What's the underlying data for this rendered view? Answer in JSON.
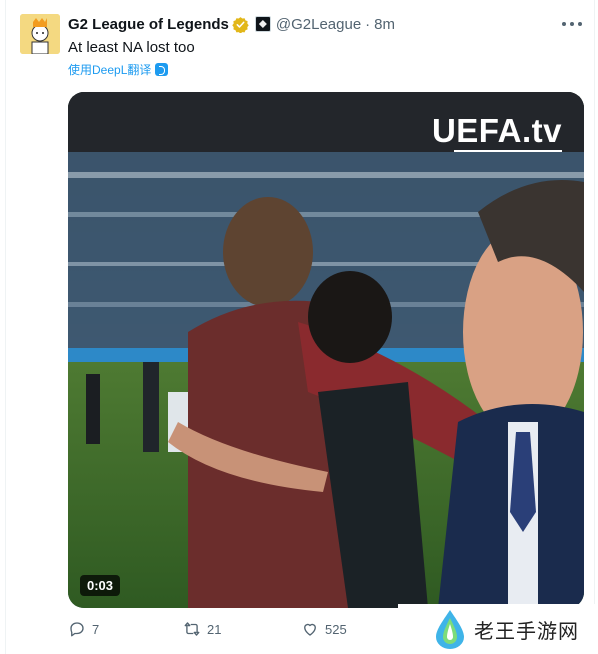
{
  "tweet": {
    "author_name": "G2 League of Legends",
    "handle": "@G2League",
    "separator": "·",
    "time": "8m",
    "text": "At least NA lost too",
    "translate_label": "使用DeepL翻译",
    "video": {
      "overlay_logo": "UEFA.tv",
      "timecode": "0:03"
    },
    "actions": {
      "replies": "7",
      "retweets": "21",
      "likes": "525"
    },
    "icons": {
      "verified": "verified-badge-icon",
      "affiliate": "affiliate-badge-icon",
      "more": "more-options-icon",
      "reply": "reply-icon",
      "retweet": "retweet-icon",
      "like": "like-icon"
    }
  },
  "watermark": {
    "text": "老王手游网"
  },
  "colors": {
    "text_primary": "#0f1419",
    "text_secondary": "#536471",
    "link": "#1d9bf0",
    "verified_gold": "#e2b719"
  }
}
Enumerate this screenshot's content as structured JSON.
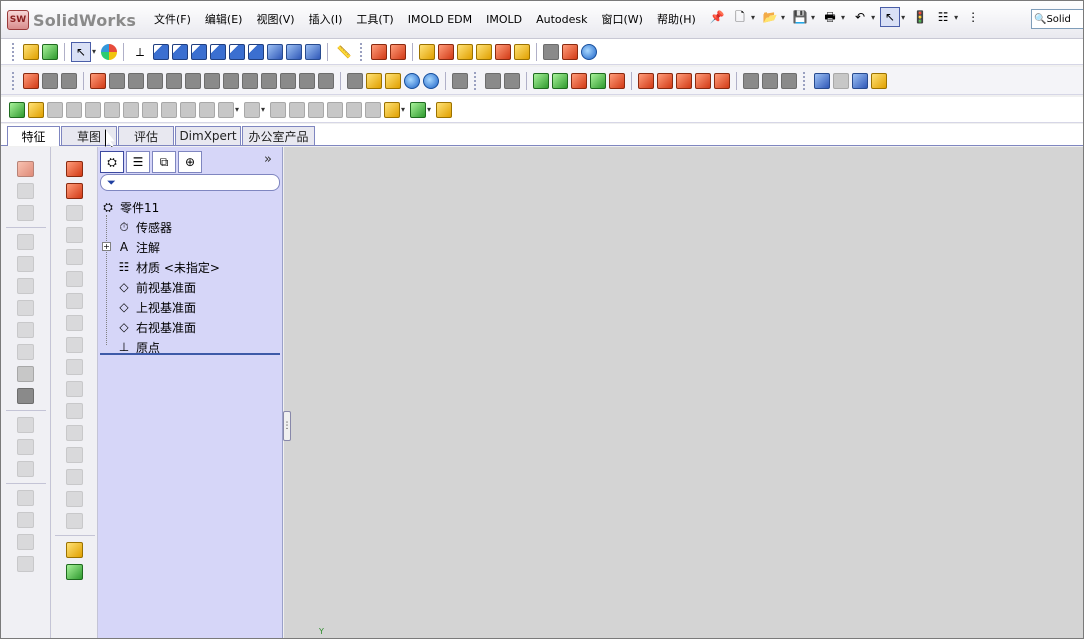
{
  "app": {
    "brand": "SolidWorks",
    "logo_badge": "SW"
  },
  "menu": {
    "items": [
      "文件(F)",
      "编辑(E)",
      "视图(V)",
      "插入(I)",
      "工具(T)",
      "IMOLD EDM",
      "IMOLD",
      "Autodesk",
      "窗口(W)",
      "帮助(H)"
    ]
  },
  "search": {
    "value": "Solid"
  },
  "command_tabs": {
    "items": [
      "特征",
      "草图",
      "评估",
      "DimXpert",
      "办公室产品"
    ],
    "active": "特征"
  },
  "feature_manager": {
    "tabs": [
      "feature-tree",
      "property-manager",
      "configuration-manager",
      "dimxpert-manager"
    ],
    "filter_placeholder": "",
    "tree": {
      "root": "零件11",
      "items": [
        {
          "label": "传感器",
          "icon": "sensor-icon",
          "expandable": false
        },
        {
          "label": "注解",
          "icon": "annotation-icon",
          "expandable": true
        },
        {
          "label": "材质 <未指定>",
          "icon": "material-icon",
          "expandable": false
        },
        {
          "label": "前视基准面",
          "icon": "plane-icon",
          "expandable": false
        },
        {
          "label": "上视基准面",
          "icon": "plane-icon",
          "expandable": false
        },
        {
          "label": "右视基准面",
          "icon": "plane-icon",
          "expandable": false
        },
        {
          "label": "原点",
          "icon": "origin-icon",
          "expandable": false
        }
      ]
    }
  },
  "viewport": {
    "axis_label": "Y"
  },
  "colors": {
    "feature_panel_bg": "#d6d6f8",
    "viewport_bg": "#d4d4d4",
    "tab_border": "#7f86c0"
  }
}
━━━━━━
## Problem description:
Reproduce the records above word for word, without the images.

## Response to this exercise:
What's the underlying data for this rendered view? Answer in JSON.
{
  "tweet": {
    "author_name": "G2 League of Legends",
    "handle": "@G2League",
    "separator": "·",
    "time": "8m",
    "text": "At least NA lost too",
    "translate_label": "使用DeepL翻译",
    "video": {
      "overlay_logo": "UEFA.tv",
      "timecode": "0:03"
    },
    "actions": {
      "replies": "7",
      "retweets": "21",
      "likes": "525"
    },
    "icons": {
      "verified": "verified-badge-icon",
      "affiliate": "affiliate-badge-icon",
      "more": "more-options-icon",
      "reply": "reply-icon",
      "retweet": "retweet-icon",
      "like": "like-icon"
    }
  },
  "watermark": {
    "text": "老王手游网"
  },
  "colors": {
    "text_primary": "#0f1419",
    "text_secondary": "#536471",
    "link": "#1d9bf0",
    "verified_gold": "#e2b719"
  }
}
Enumerate this screenshot's content as structured JSON.
{
  "app": {
    "brand": "SolidWorks",
    "logo_badge": "SW"
  },
  "menu": {
    "items": [
      "文件(F)",
      "编辑(E)",
      "视图(V)",
      "插入(I)",
      "工具(T)",
      "IMOLD EDM",
      "IMOLD",
      "Autodesk",
      "窗口(W)",
      "帮助(H)"
    ]
  },
  "search": {
    "value": "Solid"
  },
  "command_tabs": {
    "items": [
      "特征",
      "草图",
      "评估",
      "DimXpert",
      "办公室产品"
    ],
    "active": "特征"
  },
  "feature_manager": {
    "tabs": [
      "feature-tree",
      "property-manager",
      "configuration-manager",
      "dimxpert-manager"
    ],
    "filter_placeholder": "",
    "tree": {
      "root": "零件11",
      "items": [
        {
          "label": "传感器",
          "icon": "sensor-icon",
          "expandable": false
        },
        {
          "label": "注解",
          "icon": "annotation-icon",
          "expandable": true
        },
        {
          "label": "材质 <未指定>",
          "icon": "material-icon",
          "expandable": false
        },
        {
          "label": "前视基准面",
          "icon": "plane-icon",
          "expandable": false
        },
        {
          "label": "上视基准面",
          "icon": "plane-icon",
          "expandable": false
        },
        {
          "label": "右视基准面",
          "icon": "plane-icon",
          "expandable": false
        },
        {
          "label": "原点",
          "icon": "origin-icon",
          "expandable": false
        }
      ]
    }
  },
  "viewport": {
    "axis_label": "Y"
  },
  "colors": {
    "feature_panel_bg": "#d6d6f8",
    "viewport_bg": "#d4d4d4",
    "tab_border": "#7f86c0"
  }
}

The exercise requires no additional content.